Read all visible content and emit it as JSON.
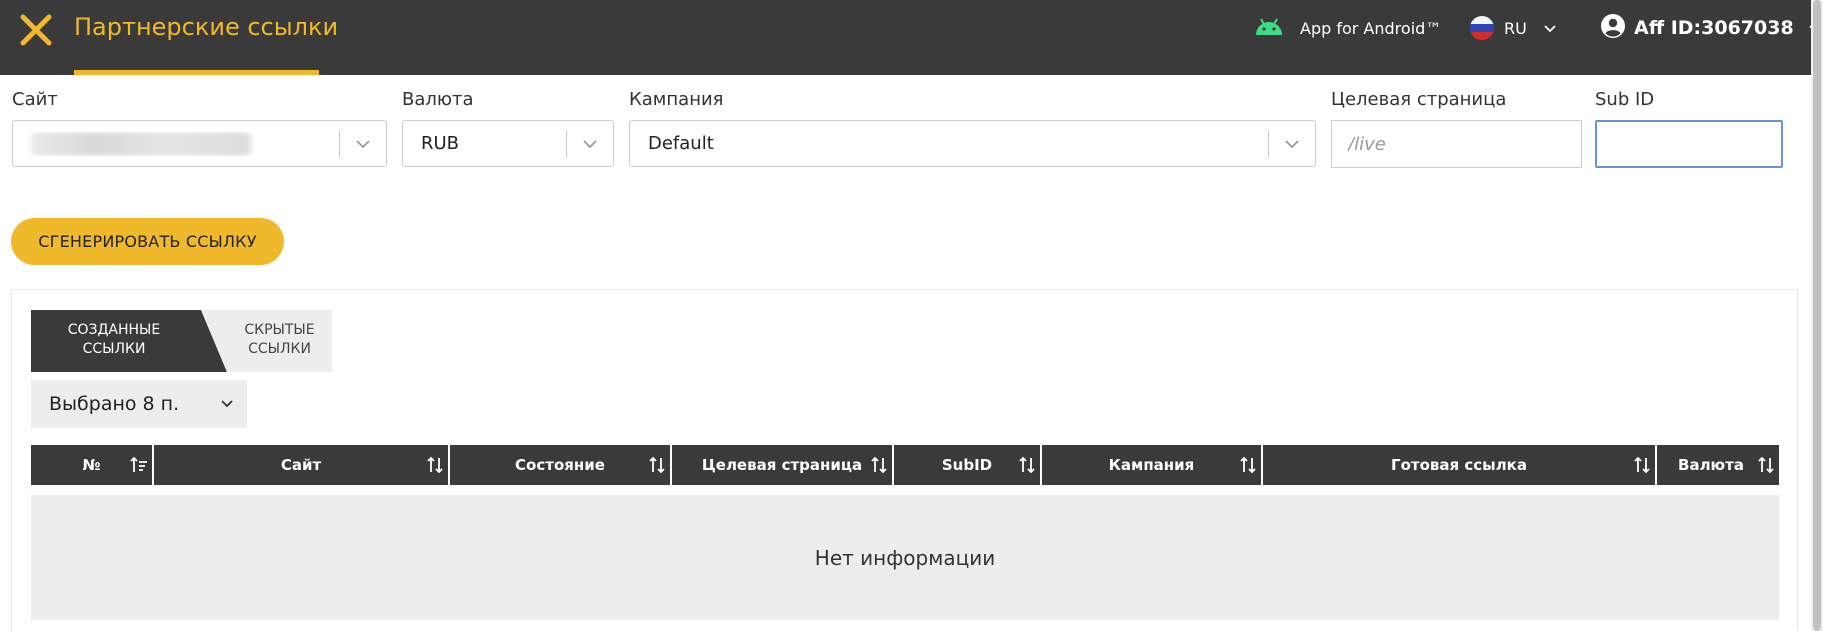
{
  "header": {
    "title": "Партнерские ссылки",
    "android_label": "App for Android™",
    "language": "RU",
    "account": "Aff ID:3067038",
    "accent_color": "#f0b92b",
    "bar_color": "#3a3a3a"
  },
  "form": {
    "site": {
      "label": "Сайт",
      "value": ""
    },
    "currency": {
      "label": "Валюта",
      "value": "RUB"
    },
    "campaign": {
      "label": "Кампания",
      "value": "Default"
    },
    "landing": {
      "label": "Целевая страница",
      "placeholder": "/live",
      "value": ""
    },
    "subid": {
      "label": "Sub ID",
      "value": ""
    }
  },
  "generate_button": "СГЕНЕРИРОВАТЬ ССЫЛКУ",
  "tabs": [
    {
      "line1": "СОЗДАННЫЕ",
      "line2": "ССЫЛКИ",
      "active": true
    },
    {
      "line1": "СКРЫТЫЕ",
      "line2": "ССЫЛКИ",
      "active": false
    }
  ],
  "columns_dropdown": "Выбрано 8 п.",
  "table": {
    "columns": [
      "№",
      "Сайт",
      "Состояние",
      "Целевая страница",
      "SubID",
      "Кампания",
      "Готовая ссылка",
      "Валюта"
    ],
    "empty_text": "Нет информации"
  },
  "icons": {
    "close": "close-icon",
    "android": "android-icon",
    "flag": "russia-flag-icon",
    "account": "account-circle-icon",
    "chevron": "chevron-down-icon",
    "sort": "sort-icon"
  }
}
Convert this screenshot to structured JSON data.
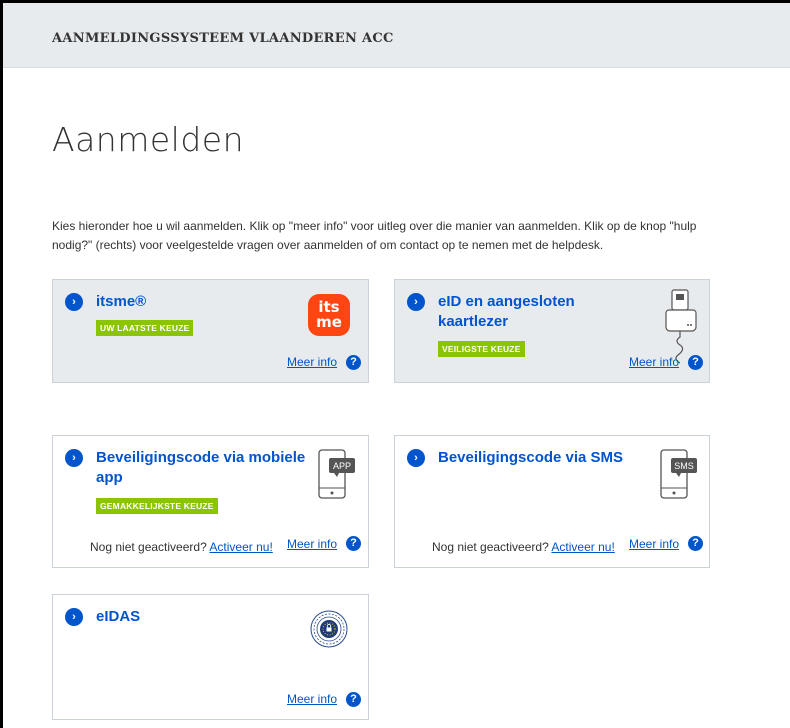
{
  "header": {
    "title": "AANMELDINGSSYSTEEM VLAANDEREN ACC"
  },
  "page": {
    "title": "Aanmelden",
    "intro": "Kies hieronder hoe u wil aanmelden. Klik op \"meer info\" voor uitleg over die manier van aanmelden. Klik op de knop \"hulp nodig?\" (rechts) voor veelgestelde vragen over aanmelden of om contact op te nemen met de helpdesk."
  },
  "common": {
    "meer_info": "Meer info",
    "help_glyph": "?",
    "chevron_glyph": "›",
    "nog_niet": "Nog niet geactiveerd?",
    "activeer": "Activeer nu!"
  },
  "cards": {
    "itsme": {
      "title": "itsme®",
      "badge": "UW LAATSTE KEUZE",
      "logo_top": "its",
      "logo_bottom": "me",
      "icon": "itsme-logo"
    },
    "eid": {
      "title_line1": "eID en aangesloten",
      "title_line2": "kaartlezer",
      "badge": "VEILIGSTE KEUZE",
      "icon": "card-reader-icon"
    },
    "app": {
      "title_line1": "Beveiligingscode via mobiele",
      "title_line2": "app",
      "badge": "GEMAKKELIJKSTE KEUZE",
      "icon_label": "APP",
      "icon": "phone-app-icon"
    },
    "sms": {
      "title": "Beveiligingscode via SMS",
      "icon_label": "SMS",
      "icon": "phone-sms-icon"
    },
    "eidas": {
      "title": "eIDAS",
      "icon": "eidas-seal-icon"
    }
  },
  "colors": {
    "link": "#0055cc",
    "badge": "#8bc400",
    "header_bg": "#e8ebee",
    "itsme": "#ff4612"
  }
}
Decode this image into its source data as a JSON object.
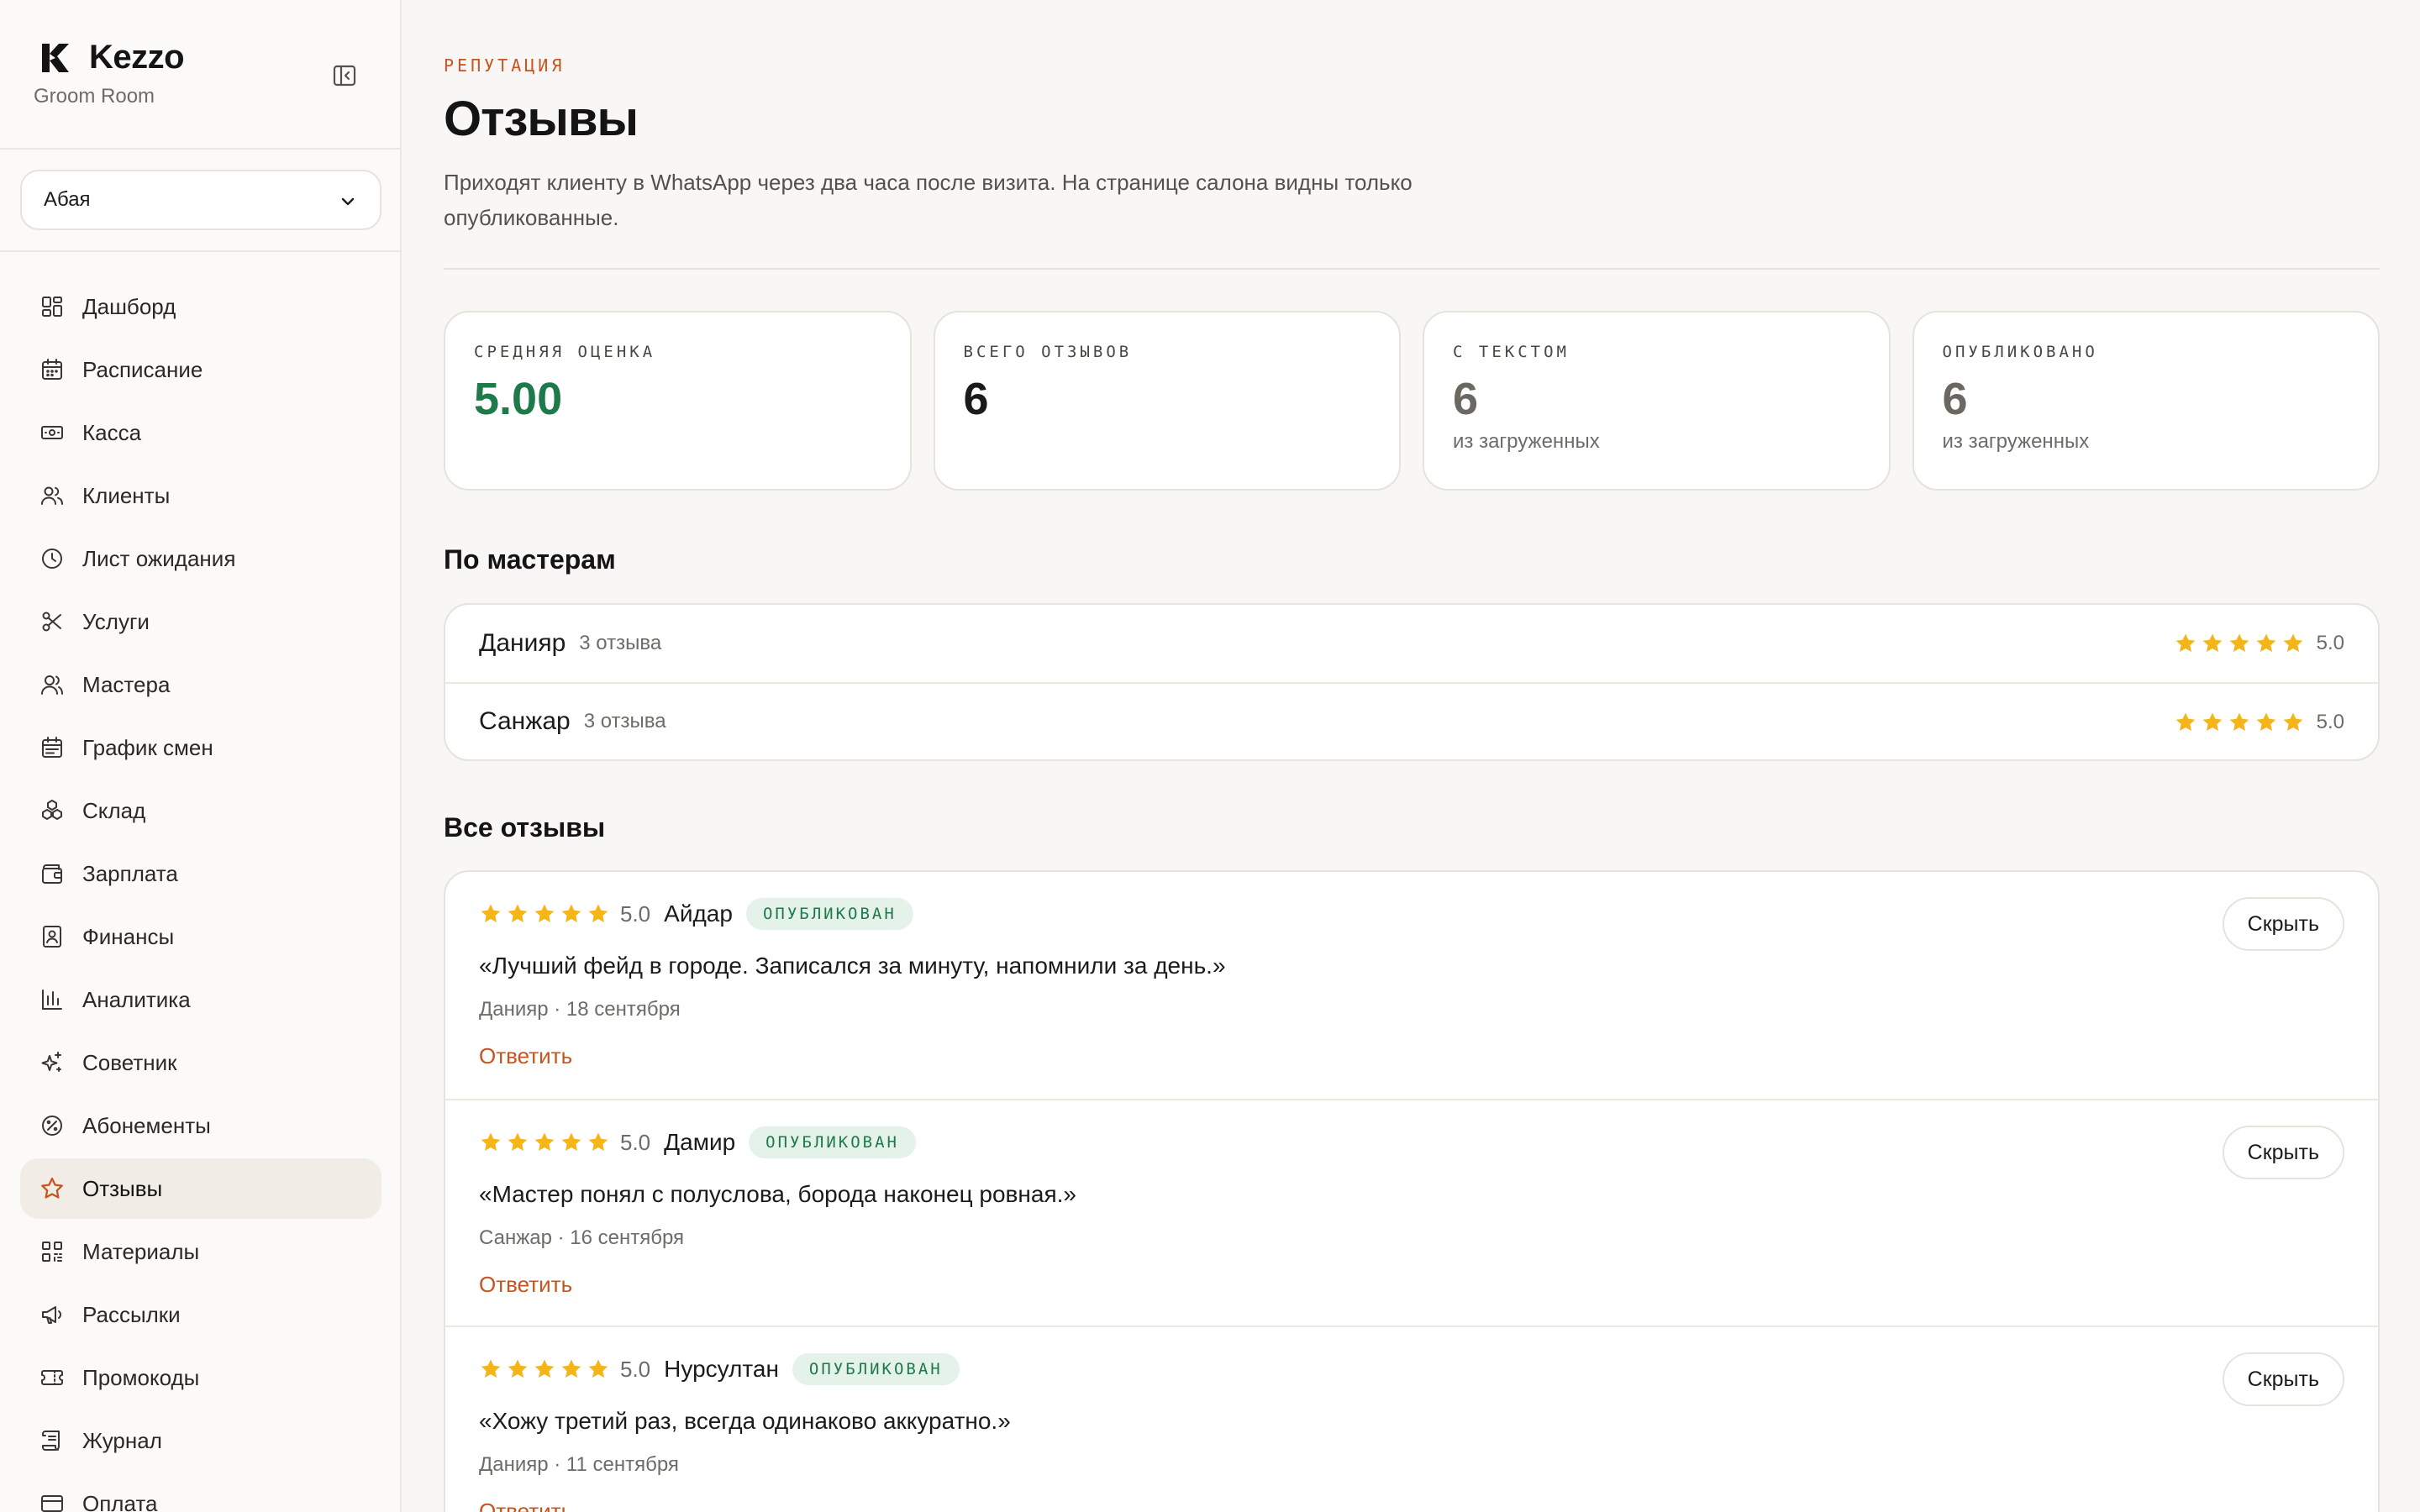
{
  "brand": {
    "name": "Kezzo",
    "subtitle": "Groom Room"
  },
  "branch": {
    "selected": "Абая"
  },
  "nav": [
    {
      "label": "Дашборд",
      "icon": "dashboard-icon"
    },
    {
      "label": "Расписание",
      "icon": "calendar-icon"
    },
    {
      "label": "Касса",
      "icon": "cash-icon"
    },
    {
      "label": "Клиенты",
      "icon": "users-icon"
    },
    {
      "label": "Лист ожидания",
      "icon": "clock-icon"
    },
    {
      "label": "Услуги",
      "icon": "scissors-icon"
    },
    {
      "label": "Мастера",
      "icon": "masters-icon"
    },
    {
      "label": "График смен",
      "icon": "shift-calendar-icon"
    },
    {
      "label": "Склад",
      "icon": "boxes-icon"
    },
    {
      "label": "Зарплата",
      "icon": "wallet-icon"
    },
    {
      "label": "Финансы",
      "icon": "finance-icon"
    },
    {
      "label": "Аналитика",
      "icon": "bar-chart-icon"
    },
    {
      "label": "Советник",
      "icon": "sparkles-icon"
    },
    {
      "label": "Абонементы",
      "icon": "percent-badge-icon"
    },
    {
      "label": "Отзывы",
      "icon": "star-icon",
      "active": true
    },
    {
      "label": "Материалы",
      "icon": "qr-icon"
    },
    {
      "label": "Рассылки",
      "icon": "megaphone-icon"
    },
    {
      "label": "Промокоды",
      "icon": "ticket-icon"
    },
    {
      "label": "Журнал",
      "icon": "scroll-icon"
    },
    {
      "label": "Оплата",
      "icon": "card-icon"
    }
  ],
  "page": {
    "eyebrow": "РЕПУТАЦИЯ",
    "title": "Отзывы",
    "description": "Приходят клиенту в WhatsApp через два часа после визита. На странице салона видны только опубликованные."
  },
  "stats": [
    {
      "label": "СРЕДНЯЯ ОЦЕНКА",
      "value": "5.00",
      "sub": ""
    },
    {
      "label": "ВСЕГО ОТЗЫВОВ",
      "value": "6",
      "sub": ""
    },
    {
      "label": "С ТЕКСТОМ",
      "value": "6",
      "sub": "из загруженных"
    },
    {
      "label": "ОПУБЛИКОВАНО",
      "value": "6",
      "sub": "из загруженных"
    }
  ],
  "masters_section": {
    "title": "По мастерам",
    "rows": [
      {
        "name": "Данияр",
        "count": "3 отзыва",
        "rating": "5.0",
        "stars": 5
      },
      {
        "name": "Санжар",
        "count": "3 отзыва",
        "rating": "5.0",
        "stars": 5
      }
    ]
  },
  "reviews_section": {
    "title": "Все отзывы",
    "items": [
      {
        "rating": "5.0",
        "stars": 5,
        "author": "Айдар",
        "status": "ОПУБЛИКОВАН",
        "text": "«Лучший фейд в городе. Записался за минуту, напомнили за день.»",
        "meta": "Данияр · 18 сентября",
        "reply": "Ответить",
        "hide": "Скрыть"
      },
      {
        "rating": "5.0",
        "stars": 5,
        "author": "Дамир",
        "status": "ОПУБЛИКОВАН",
        "text": "«Мастер понял с полуслова, борода наконец ровная.»",
        "meta": "Санжар · 16 сентября",
        "reply": "Ответить",
        "hide": "Скрыть"
      },
      {
        "rating": "5.0",
        "stars": 5,
        "author": "Нурсултан",
        "status": "ОПУБЛИКОВАН",
        "text": "«Хожу третий раз, всегда одинаково аккуратно.»",
        "meta": "Данияр · 11 сентября",
        "reply": "Ответить",
        "hide": "Скрыть"
      }
    ]
  },
  "colors": {
    "accent": "#c8531d",
    "success": "#1e7a4a",
    "star": "#f5b417"
  }
}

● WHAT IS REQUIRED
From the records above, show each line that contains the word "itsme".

● ANSWER TO THIS TASK
    "itsme": {
      "title": "itsme®",
      "icon": "itsme-logo"
    "itsme": "#ff4612"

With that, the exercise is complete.